▶ [THE PROBLEM]: What is the number of lines in these records that hold the word "Studio"? Reply with that number alone.
======== RECORDS FOR THE EXERCISE ========
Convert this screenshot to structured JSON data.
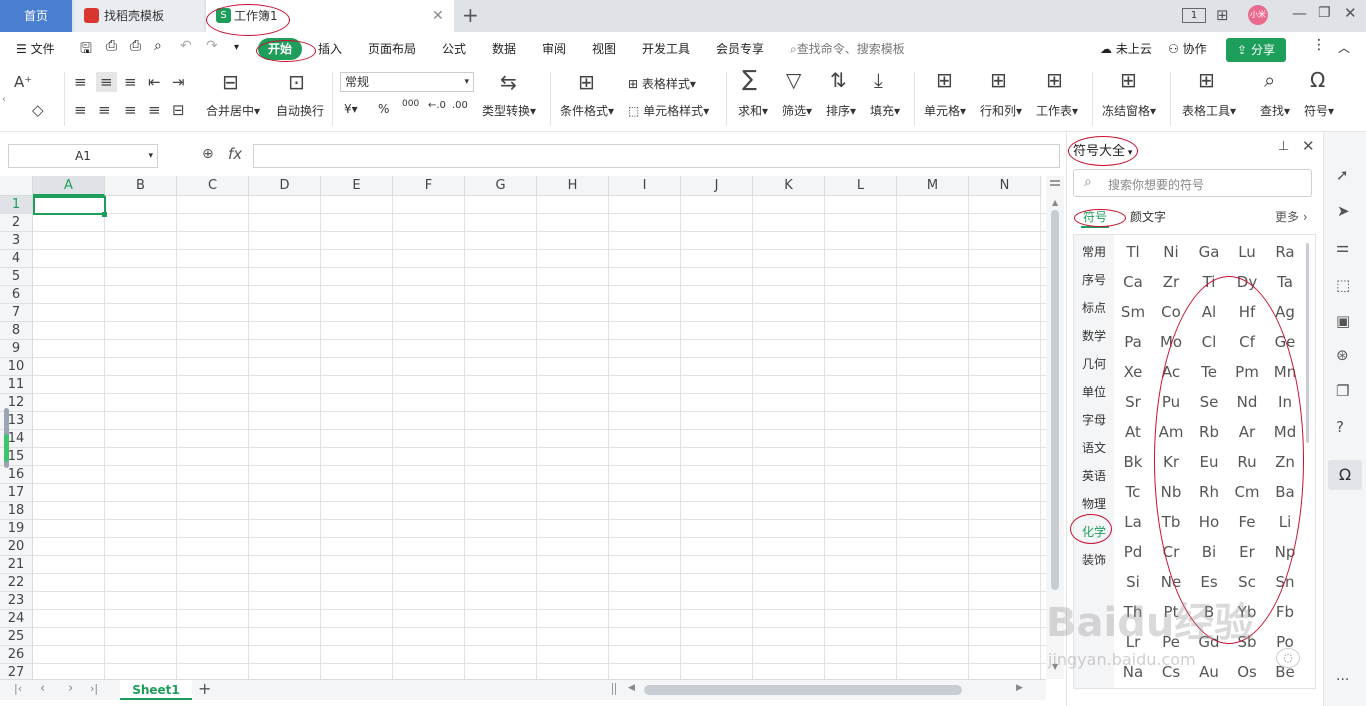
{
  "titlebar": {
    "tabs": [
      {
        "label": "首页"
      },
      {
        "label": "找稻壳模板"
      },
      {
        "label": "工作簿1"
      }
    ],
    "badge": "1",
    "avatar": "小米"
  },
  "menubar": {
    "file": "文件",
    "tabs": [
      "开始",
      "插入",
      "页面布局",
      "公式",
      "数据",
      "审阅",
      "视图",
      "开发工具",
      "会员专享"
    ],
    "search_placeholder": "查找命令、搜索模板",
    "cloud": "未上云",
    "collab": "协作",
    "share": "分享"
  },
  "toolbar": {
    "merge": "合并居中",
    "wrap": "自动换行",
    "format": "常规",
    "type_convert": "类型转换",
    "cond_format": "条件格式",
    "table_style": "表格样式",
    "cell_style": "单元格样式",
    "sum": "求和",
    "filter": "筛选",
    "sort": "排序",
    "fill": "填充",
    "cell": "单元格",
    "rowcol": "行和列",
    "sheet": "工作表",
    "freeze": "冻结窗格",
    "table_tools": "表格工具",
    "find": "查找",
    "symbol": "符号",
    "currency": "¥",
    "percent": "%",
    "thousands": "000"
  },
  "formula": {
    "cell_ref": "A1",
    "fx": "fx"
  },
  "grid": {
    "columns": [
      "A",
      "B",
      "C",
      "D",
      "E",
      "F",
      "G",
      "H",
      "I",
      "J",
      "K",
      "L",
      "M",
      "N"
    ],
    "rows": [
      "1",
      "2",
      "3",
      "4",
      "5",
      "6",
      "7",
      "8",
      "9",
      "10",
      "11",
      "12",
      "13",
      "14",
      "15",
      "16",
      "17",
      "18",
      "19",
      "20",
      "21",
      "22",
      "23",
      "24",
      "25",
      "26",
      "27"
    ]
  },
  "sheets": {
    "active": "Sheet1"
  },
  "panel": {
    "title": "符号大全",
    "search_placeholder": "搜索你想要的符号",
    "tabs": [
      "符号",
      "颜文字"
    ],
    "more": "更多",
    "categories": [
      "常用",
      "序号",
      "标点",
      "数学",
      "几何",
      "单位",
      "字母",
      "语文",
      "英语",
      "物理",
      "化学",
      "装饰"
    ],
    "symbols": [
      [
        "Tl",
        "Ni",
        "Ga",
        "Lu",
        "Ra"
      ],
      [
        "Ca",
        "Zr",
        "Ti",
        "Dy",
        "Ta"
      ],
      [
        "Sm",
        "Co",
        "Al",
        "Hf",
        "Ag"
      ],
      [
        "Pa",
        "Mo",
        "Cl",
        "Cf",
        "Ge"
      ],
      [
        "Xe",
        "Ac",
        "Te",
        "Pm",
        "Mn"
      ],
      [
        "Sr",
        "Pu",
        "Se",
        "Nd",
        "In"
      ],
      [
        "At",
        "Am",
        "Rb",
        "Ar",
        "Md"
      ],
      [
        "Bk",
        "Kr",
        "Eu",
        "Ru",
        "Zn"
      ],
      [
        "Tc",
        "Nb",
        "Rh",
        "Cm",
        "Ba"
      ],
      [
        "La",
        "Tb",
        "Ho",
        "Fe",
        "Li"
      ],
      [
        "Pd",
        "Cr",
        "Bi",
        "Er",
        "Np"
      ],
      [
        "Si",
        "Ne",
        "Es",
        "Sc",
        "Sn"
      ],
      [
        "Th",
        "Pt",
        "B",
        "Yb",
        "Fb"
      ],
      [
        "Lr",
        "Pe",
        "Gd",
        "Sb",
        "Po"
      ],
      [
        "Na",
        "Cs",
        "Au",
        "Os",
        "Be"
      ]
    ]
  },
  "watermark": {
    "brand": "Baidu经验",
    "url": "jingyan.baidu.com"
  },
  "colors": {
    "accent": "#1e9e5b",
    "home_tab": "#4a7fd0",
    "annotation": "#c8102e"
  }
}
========
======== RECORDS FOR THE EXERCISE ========
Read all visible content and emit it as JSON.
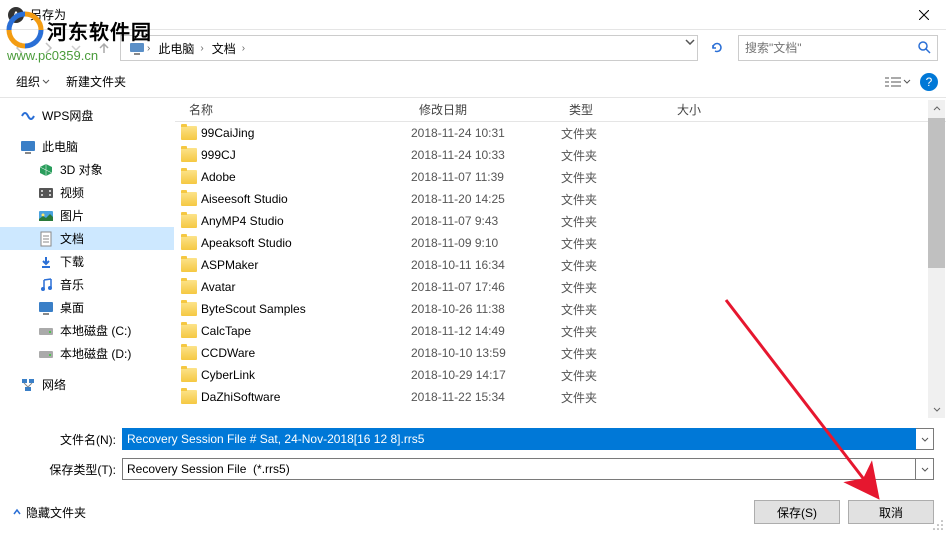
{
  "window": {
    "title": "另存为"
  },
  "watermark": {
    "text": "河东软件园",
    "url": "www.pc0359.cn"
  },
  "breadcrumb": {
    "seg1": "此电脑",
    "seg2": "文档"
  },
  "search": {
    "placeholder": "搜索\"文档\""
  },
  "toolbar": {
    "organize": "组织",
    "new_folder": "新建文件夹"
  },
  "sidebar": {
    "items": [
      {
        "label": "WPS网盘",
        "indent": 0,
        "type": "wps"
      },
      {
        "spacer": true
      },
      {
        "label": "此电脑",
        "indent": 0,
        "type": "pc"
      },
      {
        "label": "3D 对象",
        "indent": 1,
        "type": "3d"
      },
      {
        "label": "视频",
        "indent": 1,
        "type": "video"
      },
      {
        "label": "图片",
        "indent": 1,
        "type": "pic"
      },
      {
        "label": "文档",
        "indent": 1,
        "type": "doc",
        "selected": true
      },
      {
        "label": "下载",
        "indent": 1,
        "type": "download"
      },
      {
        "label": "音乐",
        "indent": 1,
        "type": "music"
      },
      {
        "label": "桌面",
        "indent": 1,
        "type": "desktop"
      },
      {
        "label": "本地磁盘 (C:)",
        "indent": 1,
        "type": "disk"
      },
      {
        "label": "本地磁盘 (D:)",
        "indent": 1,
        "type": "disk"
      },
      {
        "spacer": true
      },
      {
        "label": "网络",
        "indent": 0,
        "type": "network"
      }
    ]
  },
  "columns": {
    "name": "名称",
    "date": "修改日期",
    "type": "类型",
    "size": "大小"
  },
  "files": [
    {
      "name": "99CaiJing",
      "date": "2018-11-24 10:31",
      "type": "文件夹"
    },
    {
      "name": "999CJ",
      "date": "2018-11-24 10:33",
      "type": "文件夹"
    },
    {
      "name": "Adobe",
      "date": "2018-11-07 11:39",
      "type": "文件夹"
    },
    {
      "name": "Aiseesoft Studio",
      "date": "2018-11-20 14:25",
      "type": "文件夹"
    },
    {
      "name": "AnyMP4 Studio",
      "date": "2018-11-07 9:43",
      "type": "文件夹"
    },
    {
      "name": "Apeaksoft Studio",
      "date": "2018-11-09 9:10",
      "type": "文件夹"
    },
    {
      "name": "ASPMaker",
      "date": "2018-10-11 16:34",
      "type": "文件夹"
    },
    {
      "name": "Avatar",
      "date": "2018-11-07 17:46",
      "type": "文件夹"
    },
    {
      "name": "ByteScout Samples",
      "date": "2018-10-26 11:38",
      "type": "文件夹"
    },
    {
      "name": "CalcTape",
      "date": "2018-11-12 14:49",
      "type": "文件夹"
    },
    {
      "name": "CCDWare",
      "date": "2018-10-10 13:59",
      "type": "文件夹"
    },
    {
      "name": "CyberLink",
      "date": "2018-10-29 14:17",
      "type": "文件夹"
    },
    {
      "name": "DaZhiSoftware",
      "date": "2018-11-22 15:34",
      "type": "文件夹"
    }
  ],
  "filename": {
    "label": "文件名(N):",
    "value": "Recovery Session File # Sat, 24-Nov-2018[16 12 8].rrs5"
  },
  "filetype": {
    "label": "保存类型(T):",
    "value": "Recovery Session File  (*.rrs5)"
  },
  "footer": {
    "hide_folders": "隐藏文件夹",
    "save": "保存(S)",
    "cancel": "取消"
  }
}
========
▶ [RESULT]: 3